(What needs to be done): Search the listing below for the string "warnotte" and show each line that contains it.

(Exercise data):
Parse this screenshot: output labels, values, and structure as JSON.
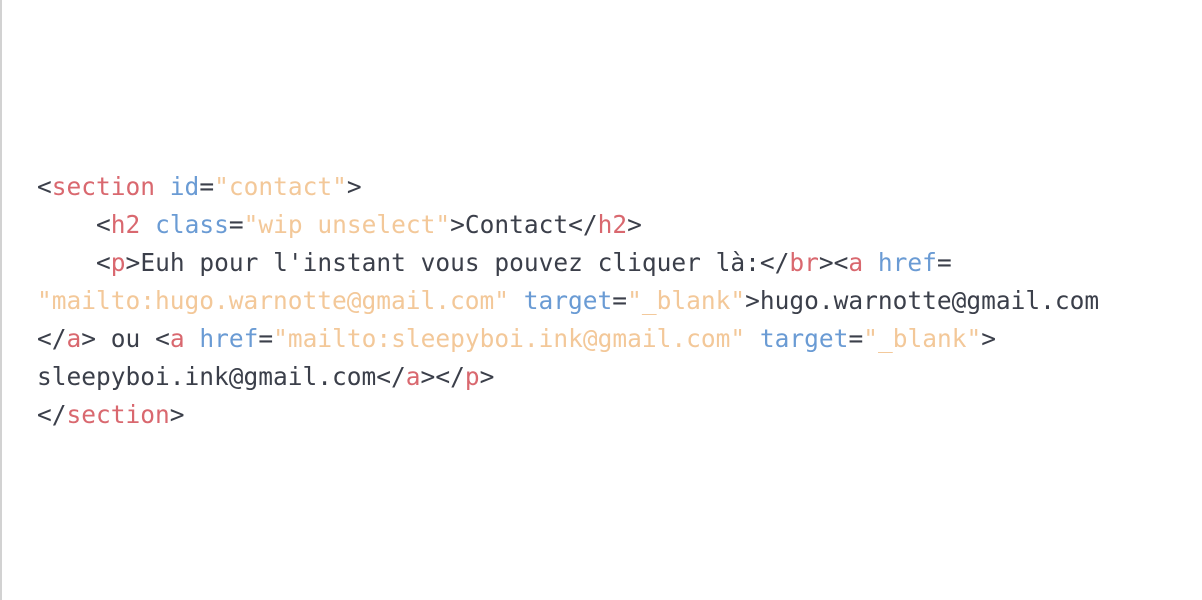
{
  "editor": {
    "colors": {
      "background": "#ffffff",
      "punctuation_and_text": "#3b3f4a",
      "tag_name": "#d9686f",
      "attribute_name": "#6a9bd4",
      "attribute_value": "#f3c899",
      "gutter_rule": "#d2d2d2"
    },
    "lines": [
      [
        {
          "t": "<",
          "k": "pun"
        },
        {
          "t": "section",
          "k": "tag"
        },
        {
          "t": " ",
          "k": "txt"
        },
        {
          "t": "id",
          "k": "attr"
        },
        {
          "t": "=",
          "k": "pun"
        },
        {
          "t": "\"contact\"",
          "k": "str"
        },
        {
          "t": ">",
          "k": "pun"
        }
      ],
      [
        {
          "t": "    ",
          "k": "txt"
        },
        {
          "t": "<",
          "k": "pun"
        },
        {
          "t": "h2",
          "k": "tag"
        },
        {
          "t": " ",
          "k": "txt"
        },
        {
          "t": "class",
          "k": "attr"
        },
        {
          "t": "=",
          "k": "pun"
        },
        {
          "t": "\"wip unselect\"",
          "k": "str"
        },
        {
          "t": ">",
          "k": "pun"
        },
        {
          "t": "Contact",
          "k": "txt"
        },
        {
          "t": "</",
          "k": "pun"
        },
        {
          "t": "h2",
          "k": "tag"
        },
        {
          "t": ">",
          "k": "pun"
        }
      ],
      [
        {
          "t": "    ",
          "k": "txt"
        },
        {
          "t": "<",
          "k": "pun"
        },
        {
          "t": "p",
          "k": "tag"
        },
        {
          "t": ">",
          "k": "pun"
        },
        {
          "t": "Euh pour l'instant vous pouvez cliquer là:",
          "k": "txt"
        },
        {
          "t": "</",
          "k": "pun"
        },
        {
          "t": "br",
          "k": "tag"
        },
        {
          "t": ">",
          "k": "pun"
        },
        {
          "t": "<",
          "k": "pun"
        },
        {
          "t": "a",
          "k": "tag"
        },
        {
          "t": " ",
          "k": "txt"
        },
        {
          "t": "href",
          "k": "attr"
        },
        {
          "t": "=",
          "k": "pun"
        }
      ],
      [
        {
          "t": "\"mailto:hugo.warnotte@gmail.com\"",
          "k": "str"
        },
        {
          "t": " ",
          "k": "txt"
        },
        {
          "t": "target",
          "k": "attr"
        },
        {
          "t": "=",
          "k": "pun"
        },
        {
          "t": "\"_blank\"",
          "k": "str"
        },
        {
          "t": ">",
          "k": "pun"
        },
        {
          "t": "hugo.warnotte@gmail.com",
          "k": "txt"
        }
      ],
      [
        {
          "t": "</",
          "k": "pun"
        },
        {
          "t": "a",
          "k": "tag"
        },
        {
          "t": ">",
          "k": "pun"
        },
        {
          "t": " ou ",
          "k": "txt"
        },
        {
          "t": "<",
          "k": "pun"
        },
        {
          "t": "a",
          "k": "tag"
        },
        {
          "t": " ",
          "k": "txt"
        },
        {
          "t": "href",
          "k": "attr"
        },
        {
          "t": "=",
          "k": "pun"
        },
        {
          "t": "\"mailto:sleepyboi.ink@gmail.com\"",
          "k": "str"
        },
        {
          "t": " ",
          "k": "txt"
        },
        {
          "t": "target",
          "k": "attr"
        },
        {
          "t": "=",
          "k": "pun"
        },
        {
          "t": "\"_blank\"",
          "k": "str"
        },
        {
          "t": ">",
          "k": "pun"
        }
      ],
      [
        {
          "t": "sleepyboi.ink@gmail.com",
          "k": "txt"
        },
        {
          "t": "</",
          "k": "pun"
        },
        {
          "t": "a",
          "k": "tag"
        },
        {
          "t": ">",
          "k": "pun"
        },
        {
          "t": "</",
          "k": "pun"
        },
        {
          "t": "p",
          "k": "tag"
        },
        {
          "t": ">",
          "k": "pun"
        }
      ],
      [
        {
          "t": "</",
          "k": "pun"
        },
        {
          "t": "section",
          "k": "tag"
        },
        {
          "t": ">",
          "k": "pun"
        }
      ]
    ]
  }
}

(Task answer):
          "t": "\"mailto:hugo.warnotte@gmail.com\"",
          "t": "hugo.warnotte@gmail.com",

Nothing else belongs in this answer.